All artists need motivation.
Some get it from their social circumstances, some from their teachers and mentors. Others cobble it together from the books, paintings and concerts of their youth and young adulthood. Charles Burchfield, the master watercolorist whose work we are lucky to see on a regular basis in the Burchfield Penney Art Center, certainly drew inspiration from all of these places.
But his deepest motivation – what compelled him to put paintbrush to paper – seemed to come above all from within himself. That almost genetic urge, which predates and supersedes all the outward influences that appear in Burchfield’s paintings, shines through in Tullis Johnson’s superb exhibition “Charles E. Burchfield: In His Own Words,” which runs in the Burchfield Penney through March 17.

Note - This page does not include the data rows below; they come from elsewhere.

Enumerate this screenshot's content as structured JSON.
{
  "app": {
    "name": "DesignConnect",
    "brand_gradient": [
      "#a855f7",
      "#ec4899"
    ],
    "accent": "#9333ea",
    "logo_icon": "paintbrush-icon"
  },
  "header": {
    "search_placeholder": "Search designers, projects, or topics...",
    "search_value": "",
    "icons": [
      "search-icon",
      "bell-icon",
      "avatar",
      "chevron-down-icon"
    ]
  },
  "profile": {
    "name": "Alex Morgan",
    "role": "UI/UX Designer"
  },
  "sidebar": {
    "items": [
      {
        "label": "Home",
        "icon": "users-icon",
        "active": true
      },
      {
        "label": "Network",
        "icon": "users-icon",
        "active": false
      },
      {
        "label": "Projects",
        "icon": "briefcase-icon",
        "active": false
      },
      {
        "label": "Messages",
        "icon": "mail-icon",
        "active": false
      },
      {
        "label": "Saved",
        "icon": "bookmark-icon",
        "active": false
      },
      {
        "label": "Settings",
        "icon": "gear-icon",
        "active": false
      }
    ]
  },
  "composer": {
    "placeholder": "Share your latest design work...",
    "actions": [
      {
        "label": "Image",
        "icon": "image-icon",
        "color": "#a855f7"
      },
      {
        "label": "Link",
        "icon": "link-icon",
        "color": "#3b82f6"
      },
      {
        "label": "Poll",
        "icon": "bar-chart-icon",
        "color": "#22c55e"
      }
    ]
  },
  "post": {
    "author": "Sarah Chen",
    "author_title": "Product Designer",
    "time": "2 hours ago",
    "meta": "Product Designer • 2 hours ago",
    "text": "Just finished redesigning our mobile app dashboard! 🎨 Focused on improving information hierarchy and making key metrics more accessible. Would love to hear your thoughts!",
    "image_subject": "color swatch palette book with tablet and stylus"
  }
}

It would be impossible to concretely illustrate the strong inner drive that sits at the heart of Burchfield’s unique style and his successful creation of a new and fantastical approach to painting. But Johnson, through his smart selection of excerpts from Burchfield’s extensive journals, his extraordinarily critical notes of self-motivation and other ephemera, provides new insights into the artist’s singular and borderline obsessive desire to create art.
The show begins with a series of personal mantras scribbled in cursive in his notebooks. They sometimes read like fully formed poems: “Give yourself up entirely to nature,” one reads, “let nature woo you – / go out with no preconceived ideas / Be alone with God.” Others are more whimsical and harder to pin down, such as one that simply reads, “Oh gee, oh gosh, oh my, oh my, oh my!” Burchfield, Johnson said, would often tack these notes up in his studio to serve as little bits of visual encouragement while he was painting.
We also see examples of some of his whimsical designs for camouflage he produced while enlisted in the Army during World War I, accompanied by letters that paint a grim picture of his spirit during his brief stint at Camp Jackson in South Carolina.
One of the more remarkable documents in a show littered with them is a letter Burchfield wrote toward the end of his service in 1918. The letter, typed in numbered paragraphs and straightforward prose, firmly requested he be released from service to pursue several pending art exhibitions at galleries in New York, Chicago and elsewhere.
It would be hard to imagine an army sergeant today requesting to be discharged, essentially, because of a need to do watercolors. But this was how deep and all-possessing Burchfield’s dedication to his art was. And it would never abate thereafter.
The exhibition then takes us on a Burchfield-narrated tour through his development as a painter, with wonderful examples of rural scenes including “Late Afternoon Twilight” and “Grain Elevators,” both from the early ’20s. After that, we see the emergence of the jaw-dropping, otherworldly approach he would take in an effort to compress the sensory wonders of nature into two dimensions.
One of the most arresting pieces of writing in the show is one of Burchfield’s little post-it notes meant to remind him what he was supposed to be doing. I can imagine him glancing up at it in his studio from time to time as he dipped his brush into the paint.
“There is a reality beyond pictorial reality,” he wrote. “The reality of work, life – experience. What a noon whistle means to a worker who has a hard life.”